Andy Greeves on why Avram has struggled to live in the shadow of the Special One.
One of the most abiding images of the season so far was Avram Grant’s reaction to Chelsea’s Champions League semi-final victory over Liverpool. The Israeli crumbled to his knees as the final whistle sounded in west London, overcome by a mixture of emotion. He gave tribute to his father on Holocaust Memorial Day and celebrated the Blues’ victory – a rare and personal moment of reflection rarely afforded in the last nine months he has been in charge at Stamford Bridge.
The focus on Grant since his appointment as Blues manager on 20 September, 2007, has been unprecedented and on occasions, unseemly. Sections of the UK football media and Chelsea’s support base have revelled at every opportunity to lead a character assassination of the former Portsmouth technical director. Grant has been portrayed as a hapless tactician, unable to communicate with his players and ultimately a sub-standard replacement to Jose Mourinho.
Yet this is the manager who has led Chelsea, a club playing in the second tier of English football less than twenty years ago, to a Champions League final. In touching distance of landing a trophy that was, until now, the stuff of simple football fantasy for those in SW6.
But when has football ever been logical? For that matter, when has it ever been fair? The achievement of leading any other English club to the Champions League final would have guaranteed Grant near immortal status amongst that side’s supporters. As would matching, stride for stride, a seemingly irresistible Manchester United until the final day of the Premiership season. Yet going into the final, there is the feeling that not even landing Europe’s biggest prize would secure love and admiration for the Israeli at Stamford Bridge, let alone his Chelsea future.
So why is the man standing on the brink of Chelsea greatest glory at the same time walking the most perilous of planks? The reasons carried by press, fans and players alike are plentiful, but ultimately the resentment of Avram Grant is quite simple – he is not Jose Mourinho. The media pine for Mourinho’s flamboyance, unpredictability and talk of omelettes and football teams. The players crave the father figure that made them believe they were all special ones. And the fans miss the man that put them on the world football map.

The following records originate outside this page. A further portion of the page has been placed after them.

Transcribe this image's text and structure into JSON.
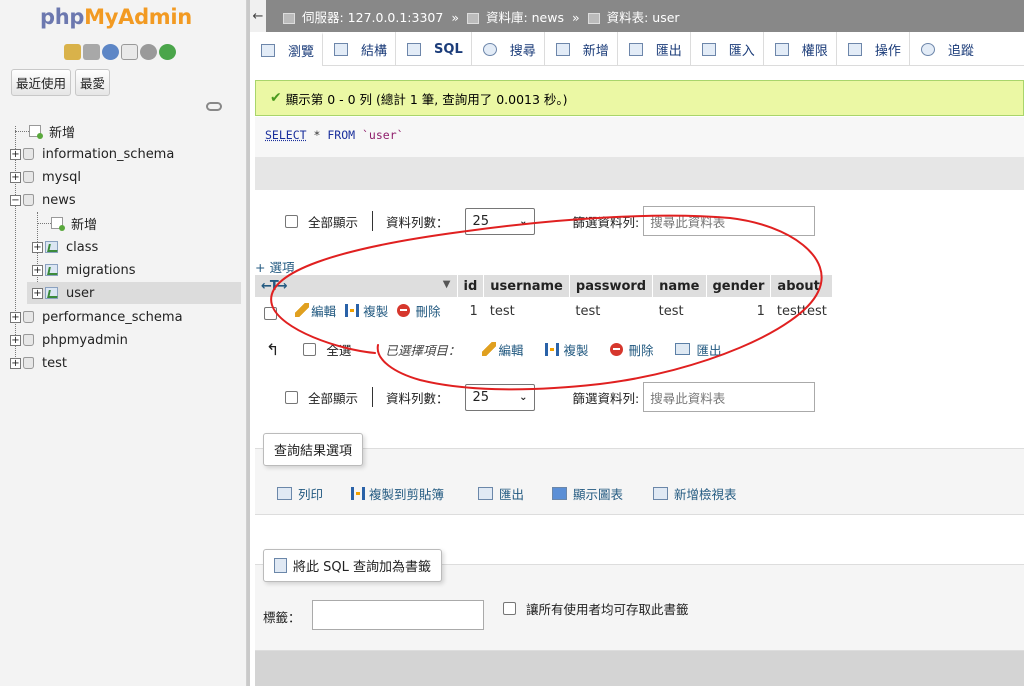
{
  "sidebar": {
    "logo_php": "php",
    "logo_myadmin": "MyAdmin",
    "tabs": [
      "最近使用",
      "最愛"
    ],
    "tree": [
      {
        "label": "新增",
        "type": "new",
        "depth": 0
      },
      {
        "label": "information_schema",
        "type": "db",
        "depth": 0
      },
      {
        "label": "mysql",
        "type": "db",
        "depth": 0
      },
      {
        "label": "news",
        "type": "db",
        "depth": 0,
        "expanded": true
      },
      {
        "label": "新增",
        "type": "new",
        "depth": 1
      },
      {
        "label": "class",
        "type": "table",
        "depth": 1
      },
      {
        "label": "migrations",
        "type": "table",
        "depth": 1
      },
      {
        "label": "user",
        "type": "table",
        "depth": 1,
        "selected": true
      },
      {
        "label": "performance_schema",
        "type": "db",
        "depth": 0
      },
      {
        "label": "phpmyadmin",
        "type": "db",
        "depth": 0
      },
      {
        "label": "test",
        "type": "db",
        "depth": 0
      }
    ]
  },
  "breadcrumb": {
    "server": "伺服器: 127.0.0.1:3307",
    "sep": "»",
    "database": "資料庫: news",
    "table": "資料表: user"
  },
  "tabs": [
    "瀏覽",
    "結構",
    "SQL",
    "搜尋",
    "新增",
    "匯出",
    "匯入",
    "權限",
    "操作",
    "追蹤"
  ],
  "message": "顯示第 0 - 0 列 (總計 1 筆, 查詢用了 0.0013 秒。)",
  "sql": {
    "select": "SELECT",
    "star": "*",
    "from": "FROM",
    "table": "`user`"
  },
  "nav": {
    "show_all": "全部顯示",
    "rows_label": "資料列數：",
    "rows_value": "25",
    "filter_label": "篩選資料列:",
    "filter_placeholder": "搜尋此資料表"
  },
  "options_link": "+ 選項",
  "table": {
    "arrows": "←T→",
    "headers": [
      "id",
      "username",
      "password",
      "name",
      "gender",
      "about"
    ],
    "rows": [
      {
        "edit": "編輯",
        "copy": "複製",
        "delete": "刪除",
        "cells": [
          "1",
          "test",
          "test",
          "test",
          "1",
          "testtest"
        ]
      }
    ]
  },
  "bulk": {
    "check_all": "全選",
    "with_selected": "已選擇項目：",
    "edit": "編輯",
    "copy": "複製",
    "delete": "刪除",
    "export": "匯出"
  },
  "query_ops": {
    "legend": "查詢結果選項",
    "links": [
      "列印",
      "複製到剪貼簿",
      "匯出",
      "顯示圖表",
      "新增檢視表"
    ]
  },
  "bookmark": {
    "legend": "將此 SQL 查詢加為書籤",
    "label_field": "標籤：",
    "share_label": "讓所有使用者均可存取此書籤"
  },
  "colors": {
    "link": "#235a81",
    "success_bg": "#ebf8a4",
    "annotation": "#e02020"
  }
}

The comparisons drawn between Grant and Mourinho are as frequent and tiresome as stories of the Israeli’s ‘inevitable’ sacking. Even after the semi-final win, the victory was referred to most commonly as Grant going ‘one step further than the Special One’, rather than becoming the first Chelsea manager to take the Blues to a Champions League final. And on the eve of the most significant match in their history, Didier Drogba claimed all Grant needed to do to be successful at Stamford Bridge was to turn up and ‘wait for the results to come along’. Just as Mourinho could do no wrong in the eyes of players, fans and media, it would appear Grant can do no right.
His lack of experience and UEFA recognised qualifications rankled greatly with Chelsea’s supporters from the word go. Still bitter over Mourinho’s departure, the arrival of a man perceived as a relative nobody in their eyes was insulting appointment from a board they felt had hounded their Portuguese cult hero out. The popular consensus amongst the fans was that Grant got the top job purely on the basis of being friends with club owner Roman Abramovich. Rarely did anyone in The Shed or The Mathew Harding Stand mutter that the new man had in fact managed at international level for six years or that he had won four league titles in his native Israel.
He was lambasted for Chelsea’s 2-1 defeat to Tottenham Hotspur in the League Cup Final in February. A game that, for whatever reason, their opponents simply seemed to want to win more than the Blues. He was roundly booed by the vast majority at Stamford Bridge after going just a goal down to Arsenal in a home match Chelsea would ultimately go on to win 2-1. He has even had to suffer the indignity of fans singing Jose Mourinho’s name and waving flags with their ex-boss’ name while Grant’s side are playing. Worse still, anti-semitic abuse from a small section of Chelsea’s support.
Grant has secured 26 victories in 37 games as Chelsea boss, losing just three games – a results ratio (70.3%) almost identical to Jose Mourinho’s at Stamford Bridge. He has engineered the resurgence of Michael Ballack and to a lesser extend, Andrei Shevchenko, into top Premiership players. And whatever the purists might like to say, his side play with substance and purpose as great as any achieved by Mourinho. His managerial qualities are surely therefore not in doubt, yet his immediate future is.
Should Avram Grant go on to lift the Champions League on Wednesday, maybe, just maybe, the farcical questions of his worth and the relentless comparisons with Mourinho may go away. But judging on everything that has gone before, even then Grant may find that ‘The Special One’ is ultimately Chelsea’s Irreplaceable One.